Your assignment: From the records that follow, copy every line in which "title" appears.

Top of Source material

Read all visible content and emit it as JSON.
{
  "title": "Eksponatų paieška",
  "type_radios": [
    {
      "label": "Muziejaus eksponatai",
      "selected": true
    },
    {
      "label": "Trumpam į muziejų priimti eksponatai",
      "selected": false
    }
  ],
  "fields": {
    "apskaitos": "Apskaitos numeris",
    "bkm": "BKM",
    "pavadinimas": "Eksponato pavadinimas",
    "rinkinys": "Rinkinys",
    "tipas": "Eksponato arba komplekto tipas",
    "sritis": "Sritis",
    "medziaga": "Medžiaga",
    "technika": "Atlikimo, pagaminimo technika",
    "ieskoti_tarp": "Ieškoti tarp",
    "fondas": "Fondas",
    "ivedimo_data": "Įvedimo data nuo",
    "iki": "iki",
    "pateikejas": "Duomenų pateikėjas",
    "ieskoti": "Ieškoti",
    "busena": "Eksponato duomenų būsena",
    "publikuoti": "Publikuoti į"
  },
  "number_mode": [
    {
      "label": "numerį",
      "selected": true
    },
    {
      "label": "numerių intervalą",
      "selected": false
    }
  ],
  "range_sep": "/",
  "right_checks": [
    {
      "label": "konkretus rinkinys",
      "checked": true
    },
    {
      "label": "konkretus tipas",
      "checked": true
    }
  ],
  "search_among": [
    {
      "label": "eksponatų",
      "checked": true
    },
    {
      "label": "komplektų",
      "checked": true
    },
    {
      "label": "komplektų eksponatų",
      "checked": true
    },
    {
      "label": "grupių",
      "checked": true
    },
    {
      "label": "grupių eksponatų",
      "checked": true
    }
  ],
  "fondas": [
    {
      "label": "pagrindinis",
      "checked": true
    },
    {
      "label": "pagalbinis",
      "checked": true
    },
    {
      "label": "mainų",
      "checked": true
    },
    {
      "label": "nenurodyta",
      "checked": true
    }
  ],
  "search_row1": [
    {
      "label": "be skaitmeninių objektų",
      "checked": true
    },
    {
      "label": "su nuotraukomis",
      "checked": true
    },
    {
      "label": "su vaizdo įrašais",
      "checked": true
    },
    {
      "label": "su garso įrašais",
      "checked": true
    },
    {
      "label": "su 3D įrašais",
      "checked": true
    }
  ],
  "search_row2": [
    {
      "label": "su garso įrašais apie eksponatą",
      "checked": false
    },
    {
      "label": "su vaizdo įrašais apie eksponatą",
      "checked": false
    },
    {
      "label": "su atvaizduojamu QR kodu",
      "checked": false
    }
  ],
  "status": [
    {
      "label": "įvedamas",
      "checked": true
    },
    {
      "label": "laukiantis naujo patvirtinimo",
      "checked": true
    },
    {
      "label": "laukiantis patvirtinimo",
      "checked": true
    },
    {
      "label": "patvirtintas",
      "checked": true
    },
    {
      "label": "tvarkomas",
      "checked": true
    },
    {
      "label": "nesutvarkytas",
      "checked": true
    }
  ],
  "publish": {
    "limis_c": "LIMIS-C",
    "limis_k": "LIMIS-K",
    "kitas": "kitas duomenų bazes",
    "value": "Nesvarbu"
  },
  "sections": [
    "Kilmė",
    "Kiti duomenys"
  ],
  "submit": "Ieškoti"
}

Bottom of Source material
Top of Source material

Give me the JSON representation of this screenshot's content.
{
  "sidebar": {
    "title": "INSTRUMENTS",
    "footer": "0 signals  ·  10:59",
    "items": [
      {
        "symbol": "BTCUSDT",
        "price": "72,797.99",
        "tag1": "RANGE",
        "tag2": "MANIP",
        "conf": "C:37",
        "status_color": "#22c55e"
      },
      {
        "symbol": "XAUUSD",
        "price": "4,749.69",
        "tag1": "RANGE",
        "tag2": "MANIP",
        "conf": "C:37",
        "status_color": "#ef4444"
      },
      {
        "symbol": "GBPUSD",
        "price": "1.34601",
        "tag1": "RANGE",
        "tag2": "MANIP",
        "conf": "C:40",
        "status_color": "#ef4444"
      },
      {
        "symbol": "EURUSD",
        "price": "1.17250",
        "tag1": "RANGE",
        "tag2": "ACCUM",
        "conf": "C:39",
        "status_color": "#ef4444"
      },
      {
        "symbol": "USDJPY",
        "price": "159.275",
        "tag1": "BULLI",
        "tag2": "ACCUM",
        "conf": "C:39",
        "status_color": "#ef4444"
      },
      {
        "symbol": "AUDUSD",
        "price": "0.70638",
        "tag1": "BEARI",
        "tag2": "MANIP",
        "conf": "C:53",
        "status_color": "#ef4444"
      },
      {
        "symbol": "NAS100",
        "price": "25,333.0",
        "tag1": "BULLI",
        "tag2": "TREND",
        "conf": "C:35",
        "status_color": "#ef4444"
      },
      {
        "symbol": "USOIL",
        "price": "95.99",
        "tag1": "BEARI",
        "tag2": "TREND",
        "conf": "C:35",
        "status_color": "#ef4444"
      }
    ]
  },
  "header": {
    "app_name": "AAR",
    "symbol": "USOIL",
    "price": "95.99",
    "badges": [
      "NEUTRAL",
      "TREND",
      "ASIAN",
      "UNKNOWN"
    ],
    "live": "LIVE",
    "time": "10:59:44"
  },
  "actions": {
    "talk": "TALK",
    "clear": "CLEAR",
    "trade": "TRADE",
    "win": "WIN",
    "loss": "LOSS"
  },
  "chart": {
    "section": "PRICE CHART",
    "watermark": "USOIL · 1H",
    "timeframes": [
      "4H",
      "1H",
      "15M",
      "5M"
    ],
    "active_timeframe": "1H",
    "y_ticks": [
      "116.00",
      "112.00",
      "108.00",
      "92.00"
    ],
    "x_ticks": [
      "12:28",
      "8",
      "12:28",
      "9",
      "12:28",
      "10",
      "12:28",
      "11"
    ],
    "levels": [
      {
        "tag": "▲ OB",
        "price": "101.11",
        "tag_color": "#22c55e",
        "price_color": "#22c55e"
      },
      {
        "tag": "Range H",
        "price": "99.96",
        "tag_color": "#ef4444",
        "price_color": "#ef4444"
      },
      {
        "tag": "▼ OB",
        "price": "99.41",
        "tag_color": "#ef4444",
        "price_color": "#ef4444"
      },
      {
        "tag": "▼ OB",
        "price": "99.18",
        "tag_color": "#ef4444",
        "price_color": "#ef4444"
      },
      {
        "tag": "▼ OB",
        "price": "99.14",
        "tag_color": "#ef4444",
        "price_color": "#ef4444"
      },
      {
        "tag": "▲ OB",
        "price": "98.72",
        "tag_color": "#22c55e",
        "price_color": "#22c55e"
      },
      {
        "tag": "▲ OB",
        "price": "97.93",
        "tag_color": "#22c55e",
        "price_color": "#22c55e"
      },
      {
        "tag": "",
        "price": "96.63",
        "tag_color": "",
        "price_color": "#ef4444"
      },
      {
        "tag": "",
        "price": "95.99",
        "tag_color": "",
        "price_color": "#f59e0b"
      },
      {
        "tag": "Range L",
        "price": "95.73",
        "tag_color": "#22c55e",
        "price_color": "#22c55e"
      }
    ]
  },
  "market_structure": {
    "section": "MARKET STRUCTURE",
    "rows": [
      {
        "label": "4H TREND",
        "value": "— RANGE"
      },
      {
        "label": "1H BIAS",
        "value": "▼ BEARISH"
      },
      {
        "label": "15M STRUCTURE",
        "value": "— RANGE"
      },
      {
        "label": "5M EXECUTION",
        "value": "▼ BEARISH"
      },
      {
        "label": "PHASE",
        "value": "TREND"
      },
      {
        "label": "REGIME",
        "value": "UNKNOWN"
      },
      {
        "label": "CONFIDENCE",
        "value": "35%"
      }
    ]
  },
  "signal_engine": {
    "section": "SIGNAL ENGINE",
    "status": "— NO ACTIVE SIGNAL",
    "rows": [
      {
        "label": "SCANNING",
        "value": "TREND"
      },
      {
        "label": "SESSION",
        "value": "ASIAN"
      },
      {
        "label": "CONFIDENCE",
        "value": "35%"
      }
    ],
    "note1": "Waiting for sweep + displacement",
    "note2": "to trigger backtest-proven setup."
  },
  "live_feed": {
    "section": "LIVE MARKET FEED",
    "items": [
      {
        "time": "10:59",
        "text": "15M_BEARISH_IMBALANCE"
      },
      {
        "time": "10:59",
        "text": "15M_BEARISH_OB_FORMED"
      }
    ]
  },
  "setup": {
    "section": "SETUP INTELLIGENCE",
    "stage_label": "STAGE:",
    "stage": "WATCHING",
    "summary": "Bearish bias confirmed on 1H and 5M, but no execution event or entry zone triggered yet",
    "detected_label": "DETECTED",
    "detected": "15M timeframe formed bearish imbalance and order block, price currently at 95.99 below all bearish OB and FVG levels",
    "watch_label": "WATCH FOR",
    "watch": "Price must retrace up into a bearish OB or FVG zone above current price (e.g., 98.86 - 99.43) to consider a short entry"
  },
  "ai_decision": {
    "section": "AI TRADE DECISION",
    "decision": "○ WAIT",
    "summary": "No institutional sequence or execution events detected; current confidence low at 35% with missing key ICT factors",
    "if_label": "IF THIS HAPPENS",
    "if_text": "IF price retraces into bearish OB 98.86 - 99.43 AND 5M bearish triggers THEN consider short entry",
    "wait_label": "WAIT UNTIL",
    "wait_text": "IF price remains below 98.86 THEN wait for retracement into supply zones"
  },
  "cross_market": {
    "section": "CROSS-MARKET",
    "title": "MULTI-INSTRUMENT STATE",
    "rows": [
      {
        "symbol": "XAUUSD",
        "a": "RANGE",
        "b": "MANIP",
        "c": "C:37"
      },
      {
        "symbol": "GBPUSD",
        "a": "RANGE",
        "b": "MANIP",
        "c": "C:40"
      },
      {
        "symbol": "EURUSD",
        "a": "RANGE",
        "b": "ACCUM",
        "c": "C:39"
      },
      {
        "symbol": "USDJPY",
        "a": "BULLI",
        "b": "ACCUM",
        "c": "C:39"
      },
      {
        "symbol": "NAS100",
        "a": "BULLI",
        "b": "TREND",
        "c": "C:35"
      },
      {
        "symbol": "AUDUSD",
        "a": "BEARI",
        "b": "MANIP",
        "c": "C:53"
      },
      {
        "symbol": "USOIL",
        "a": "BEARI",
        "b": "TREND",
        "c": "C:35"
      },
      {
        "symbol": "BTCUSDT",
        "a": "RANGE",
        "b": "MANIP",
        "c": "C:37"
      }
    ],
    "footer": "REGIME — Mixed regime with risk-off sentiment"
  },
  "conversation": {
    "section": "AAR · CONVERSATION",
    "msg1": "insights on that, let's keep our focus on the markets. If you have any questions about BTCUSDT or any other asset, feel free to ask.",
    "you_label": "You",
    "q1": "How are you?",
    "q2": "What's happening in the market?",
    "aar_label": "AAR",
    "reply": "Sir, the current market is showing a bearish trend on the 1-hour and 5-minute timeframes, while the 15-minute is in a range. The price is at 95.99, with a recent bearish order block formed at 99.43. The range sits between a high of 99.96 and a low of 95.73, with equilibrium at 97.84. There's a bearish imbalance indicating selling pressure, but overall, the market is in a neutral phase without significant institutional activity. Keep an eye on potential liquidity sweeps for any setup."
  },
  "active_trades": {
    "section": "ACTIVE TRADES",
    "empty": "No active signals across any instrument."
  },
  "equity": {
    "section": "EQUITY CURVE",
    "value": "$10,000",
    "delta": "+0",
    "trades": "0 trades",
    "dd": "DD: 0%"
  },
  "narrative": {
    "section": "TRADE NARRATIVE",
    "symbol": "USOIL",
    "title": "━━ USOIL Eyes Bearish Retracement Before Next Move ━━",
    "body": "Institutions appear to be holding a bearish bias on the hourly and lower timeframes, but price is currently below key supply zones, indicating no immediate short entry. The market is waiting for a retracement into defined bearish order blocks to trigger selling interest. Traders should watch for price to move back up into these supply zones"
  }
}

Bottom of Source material

Task output:
  "title": "Eksponatų paieška",
    "title": "INSTRUMENTS",
    "title": "MULTI-INSTRUMENT STATE",
    "title": "━━ USOIL Eyes Bearish Retracement Before Next Move ━━",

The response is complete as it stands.